§ WHAT IS BEING ASKED
From the first line to the last, retype the records exactly without their images.

§ DATA FOR THIS TASK
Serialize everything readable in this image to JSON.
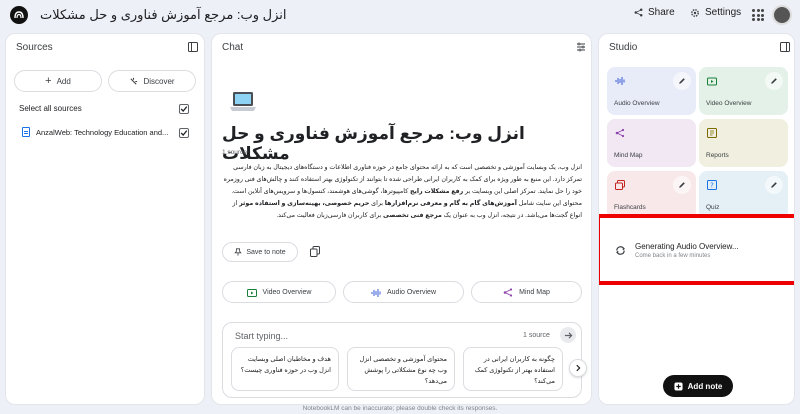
{
  "notebook_title": "انزل وب: مرجع آموزش فناوری و حل مشکلات",
  "header": {
    "share_label": "Share",
    "settings_label": "Settings"
  },
  "sources": {
    "title": "Sources",
    "add_label": "Add",
    "discover_label": "Discover",
    "select_all_label": "Select all sources",
    "items": [
      {
        "label": "AnzalWeb: Technology Education and..."
      }
    ]
  },
  "chat": {
    "title": "Chat",
    "source_title": "انزل وب: مرجع آموزش فناوری و حل مشکلات",
    "source_count": "1 source",
    "summary": {
      "p1": "انزل وب، یک وبسایت آموزشی و تخصصی است که به ارائه محتوای جامع در حوزه فناوری اطلاعات و دستگاه‌های دیجیتال به زبان فارسی",
      "p2": "تمرکز دارد. این منبع به طور ویژه برای کمک به کاربران ایرانی طراحی شده تا بتوانند از تکنولوژی بهتر استفاده کنند و چالش‌های فنی روزمره",
      "p3": "خود را حل نمایند. تمرکز اصلی این وبسایت بر",
      "b1": "رفع مشکلات رایج",
      "p4": "کامپیوترها، گوشی‌های هوشمند، کنسول‌ها و سرویس‌های آنلاین است.",
      "p5": "محتوای این سایت شامل",
      "b2": "آموزش‌های گام به گام و معرفی نرم‌افزارها",
      "p6": "برای",
      "b3": "حریم خصوصی، بهینه‌سازی و استفاده موثر",
      "p7": "از انواع گجت‌ها می‌باشد. در",
      "p8": "نتیجه، انزل وب به عنوان یک",
      "b4": "مرجع فنی تخصصی",
      "p9": "برای کاربران فارسی‌زبان فعالیت می‌کند."
    },
    "save_note_label": "Save to note",
    "actions": {
      "video_overview": "Video Overview",
      "audio_overview": "Audio Overview",
      "mind_map": "Mind Map"
    },
    "composer": {
      "placeholder": "Start typing...",
      "source_count": "1 source"
    },
    "suggestions": [
      "هدف و مخاطبان اصلی وبسایت انزل وب در حوزه فناوری چیست؟",
      "محتوای آموزشی و تخصصی انزل وب چه نوع مشکلاتی را پوشش می‌دهد؟",
      "چگونه به کاربران ایرانی در استفاده بهتر از تکنولوژی کمک می‌کند؟"
    ]
  },
  "studio": {
    "title": "Studio",
    "tiles": {
      "audio_overview": "Audio Overview",
      "video_overview": "Video Overview",
      "mind_map": "Mind Map",
      "reports": "Reports",
      "flashcards": "Flashcards",
      "quiz": "Quiz"
    },
    "generating": {
      "title": "Generating Audio Overview...",
      "subtitle": "Come back in a few minutes"
    },
    "add_note_label": "Add note"
  },
  "disclaimer": "NotebookLM can be inaccurate; please double check its responses.",
  "colors": {
    "background": "#eef0f7",
    "audio_tile": "#e8ebf8",
    "video_tile": "#e4f1e8",
    "mindmap_tile": "#f1e8f3",
    "reports_tile": "#f1f0e0",
    "flashcards_tile": "#f8e8ea",
    "quiz_tile": "#e4eff6",
    "highlight_border": "#ee0000"
  }
}
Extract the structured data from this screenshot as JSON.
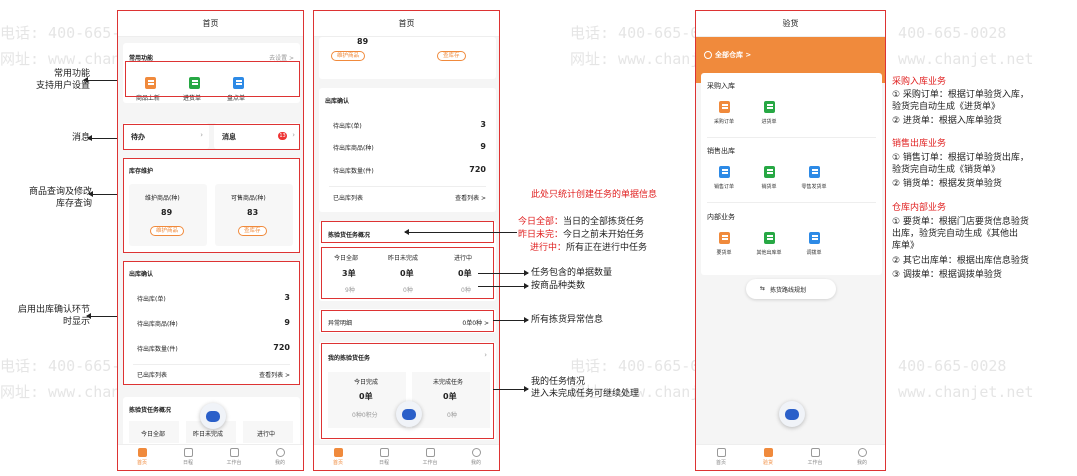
{
  "watermark": {
    "tel": "电话: 400-665-0028",
    "web": "网址: www.chanjet.net"
  },
  "phone1": {
    "title": "首页",
    "common": {
      "title": "常用功能",
      "link": "去设置 >",
      "items": [
        "商品上新",
        "进货单",
        "盘点单"
      ]
    },
    "todo": "待办",
    "msg": "消息",
    "msg_badge": "13",
    "stock": {
      "title": "库存维护",
      "a_label": "维护商品(种)",
      "a_val": "89",
      "a_btn": "维护商品",
      "b_label": "可售商品(种)",
      "b_val": "83",
      "b_btn": "查库存"
    },
    "out": {
      "title": "出库确认",
      "rows": [
        {
          "label": "待出库(单)",
          "val": "3"
        },
        {
          "label": "待出库商品(种)",
          "val": "9"
        },
        {
          "label": "待出库数量(件)",
          "val": "720"
        }
      ],
      "list": "已出库列表",
      "view": "查看列表 >"
    },
    "pick": {
      "title": "拣验货任务概况",
      "c1": "今日全部",
      "c2": "昨日未完成",
      "c3": "进行中"
    },
    "tabs": [
      "首页",
      "日程",
      "工作台",
      "我的"
    ]
  },
  "phone2": {
    "title": "首页",
    "chips": [
      "维护商品",
      "查库存"
    ],
    "top_num": "89",
    "out": {
      "title": "出库确认",
      "rows": [
        {
          "label": "待出库(单)",
          "val": "3"
        },
        {
          "label": "待出库商品(种)",
          "val": "9"
        },
        {
          "label": "待出库数量(件)",
          "val": "720"
        }
      ],
      "list": "已出库列表",
      "view": "查看列表 >"
    },
    "pick": {
      "title": "拣验货任务概况",
      "cols": [
        {
          "label": "今日全部",
          "val": "3单",
          "sub": "9种"
        },
        {
          "label": "昨日未完成",
          "val": "0单",
          "sub": "0种"
        },
        {
          "label": "进行中",
          "val": "0单",
          "sub": "0种"
        }
      ]
    },
    "abnormal": {
      "label": "异常明细",
      "val": "0单0种 >"
    },
    "mine": {
      "title": "我的拣验货任务",
      "cols": [
        {
          "label": "今日完成",
          "val": "0单",
          "sub": "0种0积分"
        },
        {
          "label": "未完成任务",
          "val": "0单",
          "sub": "0种"
        }
      ]
    },
    "tabs": [
      "首页",
      "日程",
      "工作台",
      "我的"
    ]
  },
  "phone3": {
    "title": "验货",
    "warehouse": "全部仓库 >",
    "s1": {
      "title": "采购入库",
      "items": [
        "采购订单",
        "进货单"
      ]
    },
    "s2": {
      "title": "销售出库",
      "items": [
        "销售订单",
        "销货单",
        "零售发货单"
      ]
    },
    "s3": {
      "title": "内部业务",
      "items": [
        "要货单",
        "其他出库单",
        "调拨单"
      ]
    },
    "route": "拣货路线规划",
    "tabs": [
      "首页",
      "验货",
      "工作台",
      "我的"
    ]
  },
  "annotations": {
    "a1": "常用功能\n支持用户设置",
    "a2": "消息",
    "a3": "商品查询及修改\n库存查询",
    "a4": "启用出库确认环节\n时显示",
    "m_head": "此处只统计创建任务的单据信息",
    "m1_k": "今日全部：",
    "m1_v": "当日的全部拣货任务",
    "m2_k": "昨日未完：",
    "m2_v": "今日之前未开始任务",
    "m3_k": "进行中：",
    "m3_v": "所有正在进行中任务",
    "m4": "任务包含的单据数量",
    "m5": "按商品种类数",
    "m6": "所有拣货异常信息",
    "m7": "我的任务情况\n进入未完成任务可继续处理"
  },
  "right": {
    "h1": "采购入库业务",
    "p1a": "① 采购订单：根据订单验货入库，\n     验货完自动生成《进货单》",
    "p1b": "② 进货单：根据入库单验货",
    "h2": "销售出库业务",
    "p2a": "① 销售订单：根据订单验货出库，\n     验货完自动生成《销货单》",
    "p2b": "② 销货单：根据发货单验货",
    "h3": "仓库内部业务",
    "p3a": "① 要货单：根据门店要货信息验货\n     出库，验货完自动生成《其他出\n     库单》",
    "p3b": "② 其它出库单：根据出库信息验货",
    "p3c": "③ 调拨单：根据调拨单验货"
  }
}
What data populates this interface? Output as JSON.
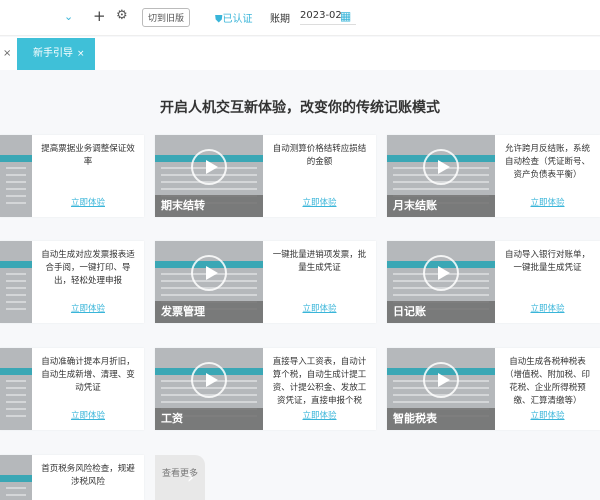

§ EXPECTED OUTPUT
Serialize everything readable in this image to JSON.
{
  "notebook_title": "انزل وب: مرجع آموزش فناوری و حل مشکلات",
  "header": {
    "share_label": "Share",
    "settings_label": "Settings"
  },
  "sources": {
    "title": "Sources",
    "add_label": "Add",
    "discover_label": "Discover",
    "select_all_label": "Select all sources",
    "items": [
      {
        "label": "AnzalWeb: Technology Education and..."
      }
    ]
  },
  "chat": {
    "title": "Chat",
    "source_title": "انزل وب: مرجع آموزش فناوری و حل مشکلات",
    "source_count": "1 source",
    "summary": {
      "p1": "انزل وب، یک وبسایت آموزشی و تخصصی است که به ارائه محتوای جامع در حوزه فناوری اطلاعات و دستگاه‌های دیجیتال به زبان فارسی",
      "p2": "تمرکز دارد. این منبع به طور ویژه برای کمک به کاربران ایرانی طراحی شده تا بتوانند از تکنولوژی بهتر استفاده کنند و چالش‌های فنی روزمره",
      "p3": "خود را حل نمایند. تمرکز اصلی این وبسایت بر",
      "b1": "رفع مشکلات رایج",
      "p4": "کامپیوترها، گوشی‌های هوشمند، کنسول‌ها و سرویس‌های آنلاین است.",
      "p5": "محتوای این سایت شامل",
      "b2": "آموزش‌های گام به گام و معرفی نرم‌افزارها",
      "p6": "برای",
      "b3": "حریم خصوصی، بهینه‌سازی و استفاده موثر",
      "p7": "از انواع گجت‌ها می‌باشد. در",
      "p8": "نتیجه، انزل وب به عنوان یک",
      "b4": "مرجع فنی تخصصی",
      "p9": "برای کاربران فارسی‌زبان فعالیت می‌کند."
    },
    "save_note_label": "Save to note",
    "actions": {
      "video_overview": "Video Overview",
      "audio_overview": "Audio Overview",
      "mind_map": "Mind Map"
    },
    "composer": {
      "placeholder": "Start typing...",
      "source_count": "1 source"
    },
    "suggestions": [
      "هدف و مخاطبان اصلی وبسایت انزل وب در حوزه فناوری چیست؟",
      "محتوای آموزشی و تخصصی انزل وب چه نوع مشکلاتی را پوشش می‌دهد؟",
      "چگونه به کاربران ایرانی در استفاده بهتر از تکنولوژی کمک می‌کند؟"
    ]
  },
  "studio": {
    "title": "Studio",
    "tiles": {
      "audio_overview": "Audio Overview",
      "video_overview": "Video Overview",
      "mind_map": "Mind Map",
      "reports": "Reports",
      "flashcards": "Flashcards",
      "quiz": "Quiz"
    },
    "generating": {
      "title": "Generating Audio Overview...",
      "subtitle": "Come back in a few minutes"
    },
    "add_note_label": "Add note"
  },
  "disclaimer": "NotebookLM can be inaccurate; please double check its responses.",
  "colors": {
    "background": "#eef0f7",
    "audio_tile": "#e8ebf8",
    "video_tile": "#e4f1e8",
    "mindmap_tile": "#f1e8f3",
    "reports_tile": "#f1f0e0",
    "flashcards_tile": "#f8e8ea",
    "quiz_tile": "#e4eff6",
    "highlight_border": "#ee0000"
  }
}
Extract the structured data from this screenshot as JSON.
{
  "watermark": {
    "tel": "电话: 400-665-0028",
    "web": "网址: www.chanjet.net"
  },
  "phone1": {
    "title": "首页",
    "common": {
      "title": "常用功能",
      "link": "去设置 >",
      "items": [
        "商品上新",
        "进货单",
        "盘点单"
      ]
    },
    "todo": "待办",
    "msg": "消息",
    "msg_badge": "13",
    "stock": {
      "title": "库存维护",
      "a_label": "维护商品(种)",
      "a_val": "89",
      "a_btn": "维护商品",
      "b_label": "可售商品(种)",
      "b_val": "83",
      "b_btn": "查库存"
    },
    "out": {
      "title": "出库确认",
      "rows": [
        {
          "label": "待出库(单)",
          "val": "3"
        },
        {
          "label": "待出库商品(种)",
          "val": "9"
        },
        {
          "label": "待出库数量(件)",
          "val": "720"
        }
      ],
      "list": "已出库列表",
      "view": "查看列表 >"
    },
    "pick": {
      "title": "拣验货任务概况",
      "c1": "今日全部",
      "c2": "昨日未完成",
      "c3": "进行中"
    },
    "tabs": [
      "首页",
      "日程",
      "工作台",
      "我的"
    ]
  },
  "phone2": {
    "title": "首页",
    "chips": [
      "维护商品",
      "查库存"
    ],
    "top_num": "89",
    "out": {
      "title": "出库确认",
      "rows": [
        {
          "label": "待出库(单)",
          "val": "3"
        },
        {
          "label": "待出库商品(种)",
          "val": "9"
        },
        {
          "label": "待出库数量(件)",
          "val": "720"
        }
      ],
      "list": "已出库列表",
      "view": "查看列表 >"
    },
    "pick": {
      "title": "拣验货任务概况",
      "cols": [
        {
          "label": "今日全部",
          "val": "3单",
          "sub": "9种"
        },
        {
          "label": "昨日未完成",
          "val": "0单",
          "sub": "0种"
        },
        {
          "label": "进行中",
          "val": "0单",
          "sub": "0种"
        }
      ]
    },
    "abnormal": {
      "label": "异常明细",
      "val": "0单0种 >"
    },
    "mine": {
      "title": "我的拣验货任务",
      "cols": [
        {
          "label": "今日完成",
          "val": "0单",
          "sub": "0种0积分"
        },
        {
          "label": "未完成任务",
          "val": "0单",
          "sub": "0种"
        }
      ]
    },
    "tabs": [
      "首页",
      "日程",
      "工作台",
      "我的"
    ]
  },
  "phone3": {
    "title": "验货",
    "warehouse": "全部仓库 >",
    "s1": {
      "title": "采购入库",
      "items": [
        "采购订单",
        "进货单"
      ]
    },
    "s2": {
      "title": "销售出库",
      "items": [
        "销售订单",
        "销货单",
        "零售发货单"
      ]
    },
    "s3": {
      "title": "内部业务",
      "items": [
        "要货单",
        "其他出库单",
        "调拨单"
      ]
    },
    "route": "拣货路线规划",
    "tabs": [
      "首页",
      "验货",
      "工作台",
      "我的"
    ]
  },
  "annotations": {
    "a1": "常用功能\n支持用户设置",
    "a2": "消息",
    "a3": "商品查询及修改\n库存查询",
    "a4": "启用出库确认环节\n时显示",
    "m_head": "此处只统计创建任务的单据信息",
    "m1_k": "今日全部：",
    "m1_v": "当日的全部拣货任务",
    "m2_k": "昨日未完：",
    "m2_v": "今日之前未开始任务",
    "m3_k": "进行中：",
    "m3_v": "所有正在进行中任务",
    "m4": "任务包含的单据数量",
    "m5": "按商品种类数",
    "m6": "所有拣货异常信息",
    "m7": "我的任务情况\n进入未完成任务可继续处理"
  },
  "right": {
    "h1": "采购入库业务",
    "p1a": "① 采购订单：根据订单验货入库，\n     验货完自动生成《进货单》",
    "p1b": "② 进货单：根据入库单验货",
    "h2": "销售出库业务",
    "p2a": "① 销售订单：根据订单验货出库，\n     验货完自动生成《销货单》",
    "p2b": "② 销货单：根据发货单验货",
    "h3": "仓库内部业务",
    "p3a": "① 要货单：根据门店要货信息验货\n     出库，验货完自动生成《其他出\n     库单》",
    "p3b": "② 其它出库单：根据出库信息验货",
    "p3c": "③ 调拨单：根据调拨单验货"
  }
}
What data populates this interface? Output as JSON.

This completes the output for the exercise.